- WHAT THIS TASK INVOLVES
Where a line contains the word "Customer", copy that line from the records below.

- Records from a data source
= Beginning of Section =

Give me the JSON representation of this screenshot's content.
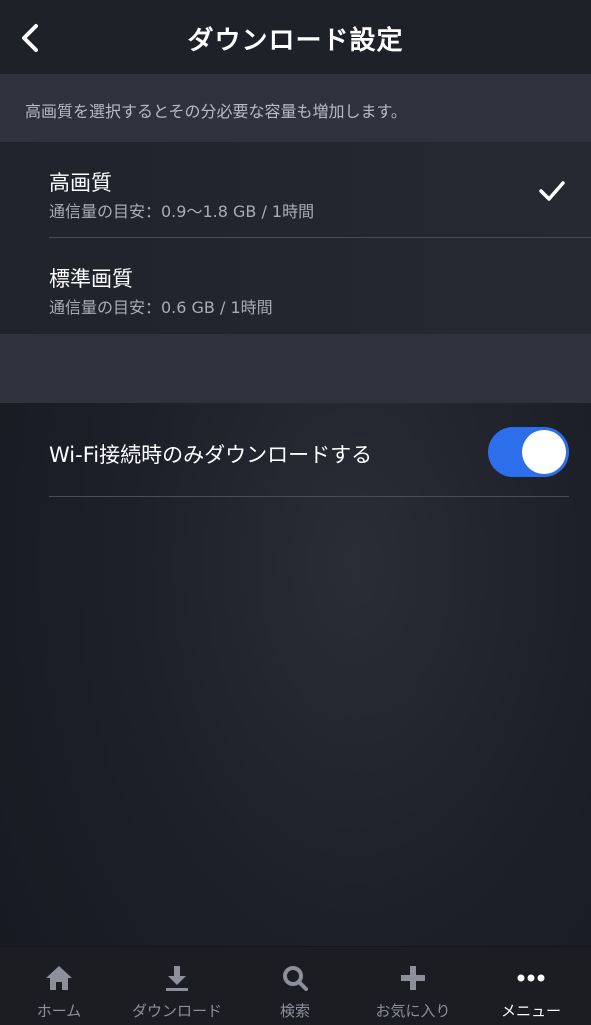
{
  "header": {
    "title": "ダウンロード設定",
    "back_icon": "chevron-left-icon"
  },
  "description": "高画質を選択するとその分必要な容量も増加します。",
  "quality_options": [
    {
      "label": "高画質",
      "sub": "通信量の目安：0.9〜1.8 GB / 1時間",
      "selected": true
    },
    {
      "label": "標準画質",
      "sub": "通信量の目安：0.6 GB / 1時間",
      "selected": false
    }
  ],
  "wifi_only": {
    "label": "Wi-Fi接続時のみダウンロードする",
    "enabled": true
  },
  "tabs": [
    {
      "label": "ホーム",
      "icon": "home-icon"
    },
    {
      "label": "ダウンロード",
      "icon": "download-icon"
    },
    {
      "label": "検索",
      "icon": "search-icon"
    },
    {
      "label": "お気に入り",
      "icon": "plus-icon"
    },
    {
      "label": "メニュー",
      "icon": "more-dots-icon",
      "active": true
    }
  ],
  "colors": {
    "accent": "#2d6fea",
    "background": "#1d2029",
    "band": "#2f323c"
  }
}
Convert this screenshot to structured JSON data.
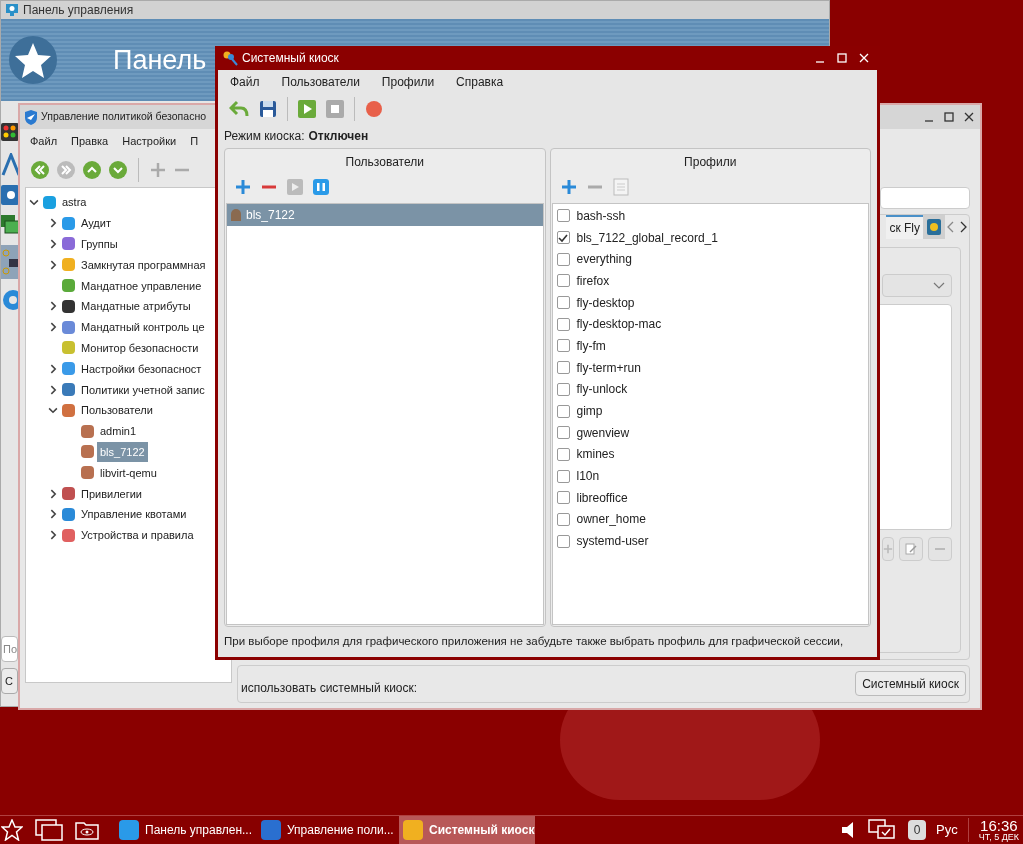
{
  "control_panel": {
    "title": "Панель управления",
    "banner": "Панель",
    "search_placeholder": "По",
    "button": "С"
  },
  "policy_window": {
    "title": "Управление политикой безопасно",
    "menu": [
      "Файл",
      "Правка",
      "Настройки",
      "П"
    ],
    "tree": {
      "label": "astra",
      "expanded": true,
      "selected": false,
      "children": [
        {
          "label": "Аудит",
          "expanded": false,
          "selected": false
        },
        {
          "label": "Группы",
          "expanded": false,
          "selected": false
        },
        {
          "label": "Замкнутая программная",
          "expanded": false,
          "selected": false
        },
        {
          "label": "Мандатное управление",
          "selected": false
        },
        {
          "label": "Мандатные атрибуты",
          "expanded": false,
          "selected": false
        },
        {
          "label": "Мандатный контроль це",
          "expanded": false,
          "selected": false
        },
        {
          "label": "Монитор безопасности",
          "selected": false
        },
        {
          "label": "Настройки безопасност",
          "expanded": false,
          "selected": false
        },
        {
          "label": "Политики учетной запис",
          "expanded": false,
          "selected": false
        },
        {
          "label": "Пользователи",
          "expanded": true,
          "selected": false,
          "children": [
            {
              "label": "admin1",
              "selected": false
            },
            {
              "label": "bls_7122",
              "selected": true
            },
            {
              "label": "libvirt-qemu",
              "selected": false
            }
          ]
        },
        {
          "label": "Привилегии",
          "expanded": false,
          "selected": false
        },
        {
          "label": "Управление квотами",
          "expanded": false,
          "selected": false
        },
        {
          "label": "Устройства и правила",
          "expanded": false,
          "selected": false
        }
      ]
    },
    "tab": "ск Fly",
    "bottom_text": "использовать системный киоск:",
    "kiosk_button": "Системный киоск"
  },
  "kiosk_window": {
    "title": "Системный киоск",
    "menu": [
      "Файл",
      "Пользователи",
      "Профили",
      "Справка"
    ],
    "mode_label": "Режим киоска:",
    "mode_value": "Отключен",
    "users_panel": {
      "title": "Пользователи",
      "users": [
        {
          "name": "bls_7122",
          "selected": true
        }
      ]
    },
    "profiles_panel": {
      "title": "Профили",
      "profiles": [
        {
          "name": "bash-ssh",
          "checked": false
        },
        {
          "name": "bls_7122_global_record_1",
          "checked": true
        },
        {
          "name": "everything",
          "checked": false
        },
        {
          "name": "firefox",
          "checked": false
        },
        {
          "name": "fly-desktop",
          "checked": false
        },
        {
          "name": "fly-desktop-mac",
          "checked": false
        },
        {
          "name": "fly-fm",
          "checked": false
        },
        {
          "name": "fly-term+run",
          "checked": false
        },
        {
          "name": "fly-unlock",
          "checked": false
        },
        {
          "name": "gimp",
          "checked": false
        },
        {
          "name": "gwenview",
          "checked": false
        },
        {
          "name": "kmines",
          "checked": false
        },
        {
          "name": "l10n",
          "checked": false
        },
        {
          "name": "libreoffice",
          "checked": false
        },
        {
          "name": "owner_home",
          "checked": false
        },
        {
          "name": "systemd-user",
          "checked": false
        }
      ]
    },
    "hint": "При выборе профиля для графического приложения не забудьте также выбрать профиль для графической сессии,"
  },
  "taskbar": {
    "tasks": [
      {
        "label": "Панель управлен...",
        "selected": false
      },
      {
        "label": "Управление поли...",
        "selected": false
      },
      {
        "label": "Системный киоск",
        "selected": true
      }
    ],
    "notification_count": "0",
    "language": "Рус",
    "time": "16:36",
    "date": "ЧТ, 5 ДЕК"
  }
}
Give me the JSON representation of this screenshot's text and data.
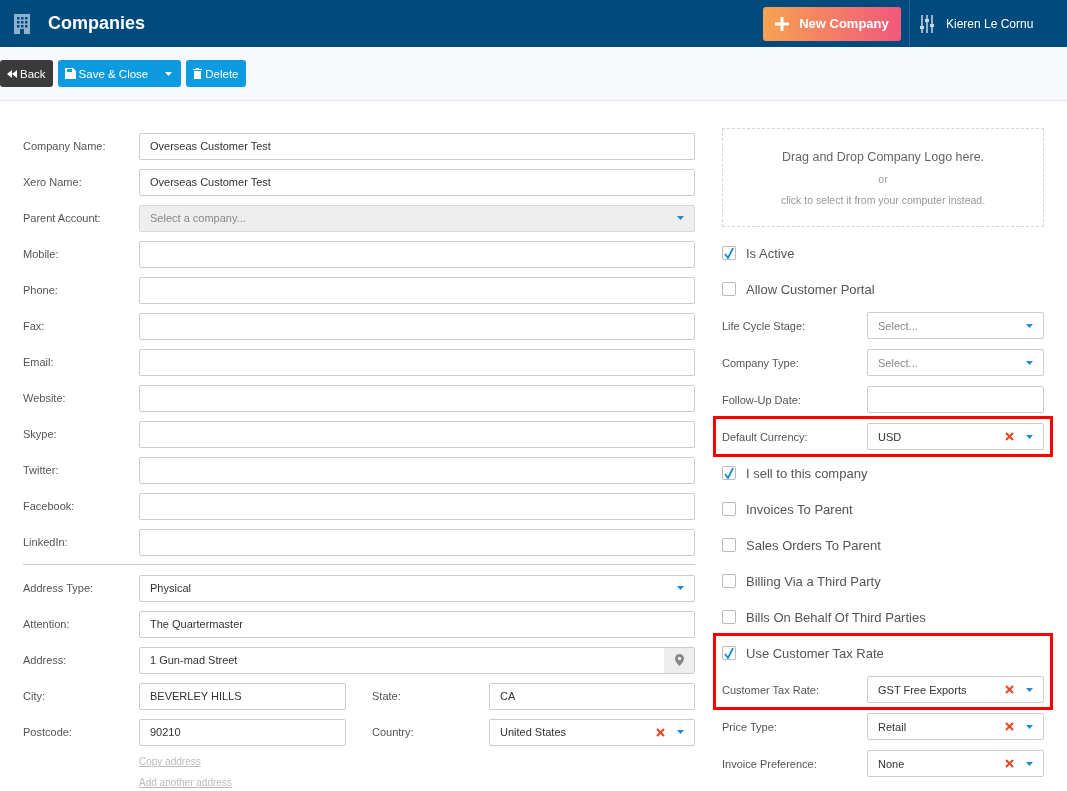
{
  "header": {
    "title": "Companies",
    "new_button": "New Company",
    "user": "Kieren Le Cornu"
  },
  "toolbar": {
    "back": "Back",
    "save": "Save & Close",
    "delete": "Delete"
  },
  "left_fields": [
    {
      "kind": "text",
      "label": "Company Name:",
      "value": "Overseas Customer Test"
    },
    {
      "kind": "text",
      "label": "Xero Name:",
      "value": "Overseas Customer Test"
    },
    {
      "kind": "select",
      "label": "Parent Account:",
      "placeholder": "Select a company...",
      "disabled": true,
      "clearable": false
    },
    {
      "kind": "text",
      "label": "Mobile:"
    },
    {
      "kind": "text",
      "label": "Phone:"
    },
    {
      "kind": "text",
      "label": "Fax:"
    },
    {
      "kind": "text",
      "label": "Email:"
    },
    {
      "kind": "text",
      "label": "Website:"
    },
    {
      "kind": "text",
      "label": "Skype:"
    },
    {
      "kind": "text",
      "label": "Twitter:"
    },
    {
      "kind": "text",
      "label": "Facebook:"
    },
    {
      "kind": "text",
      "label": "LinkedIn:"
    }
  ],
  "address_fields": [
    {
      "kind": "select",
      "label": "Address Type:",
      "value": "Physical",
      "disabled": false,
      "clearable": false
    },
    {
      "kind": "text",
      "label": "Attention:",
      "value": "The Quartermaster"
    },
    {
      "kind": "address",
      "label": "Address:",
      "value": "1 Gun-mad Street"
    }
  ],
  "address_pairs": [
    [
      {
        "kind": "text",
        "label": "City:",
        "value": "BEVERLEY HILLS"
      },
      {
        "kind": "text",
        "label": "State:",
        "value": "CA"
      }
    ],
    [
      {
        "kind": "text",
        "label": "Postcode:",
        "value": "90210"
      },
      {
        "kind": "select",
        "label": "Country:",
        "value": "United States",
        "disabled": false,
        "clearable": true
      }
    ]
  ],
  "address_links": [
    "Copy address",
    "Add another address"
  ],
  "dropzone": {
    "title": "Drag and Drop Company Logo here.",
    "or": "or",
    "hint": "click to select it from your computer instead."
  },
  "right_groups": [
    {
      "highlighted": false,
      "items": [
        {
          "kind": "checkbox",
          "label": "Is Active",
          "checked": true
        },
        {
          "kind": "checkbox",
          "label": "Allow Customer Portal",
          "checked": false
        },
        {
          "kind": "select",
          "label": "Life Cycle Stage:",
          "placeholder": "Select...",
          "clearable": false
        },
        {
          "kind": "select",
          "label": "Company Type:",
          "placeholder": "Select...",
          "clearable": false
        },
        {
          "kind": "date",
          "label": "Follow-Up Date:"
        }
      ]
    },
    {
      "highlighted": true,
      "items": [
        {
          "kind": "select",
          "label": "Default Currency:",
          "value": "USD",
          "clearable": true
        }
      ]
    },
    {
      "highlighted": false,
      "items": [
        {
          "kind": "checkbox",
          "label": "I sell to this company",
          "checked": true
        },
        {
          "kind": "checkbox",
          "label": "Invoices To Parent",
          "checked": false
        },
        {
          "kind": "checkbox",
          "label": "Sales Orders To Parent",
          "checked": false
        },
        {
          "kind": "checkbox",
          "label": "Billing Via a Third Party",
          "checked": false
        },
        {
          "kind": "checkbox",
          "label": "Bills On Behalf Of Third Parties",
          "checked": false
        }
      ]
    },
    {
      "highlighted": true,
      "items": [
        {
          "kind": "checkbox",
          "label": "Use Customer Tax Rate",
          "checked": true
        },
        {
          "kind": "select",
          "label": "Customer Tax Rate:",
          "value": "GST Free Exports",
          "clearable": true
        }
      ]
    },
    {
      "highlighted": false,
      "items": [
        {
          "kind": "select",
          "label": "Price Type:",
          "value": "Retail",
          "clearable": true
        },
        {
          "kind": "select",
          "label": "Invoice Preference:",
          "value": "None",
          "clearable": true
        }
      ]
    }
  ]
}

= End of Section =

- THE ANSWER
      "value": "Overseas Customer Test"
      "value": "Overseas Customer Test"
          "label": "Allow Customer Portal",
          "label": "Use Customer Tax Rate",
          "label": "Customer Tax Rate:",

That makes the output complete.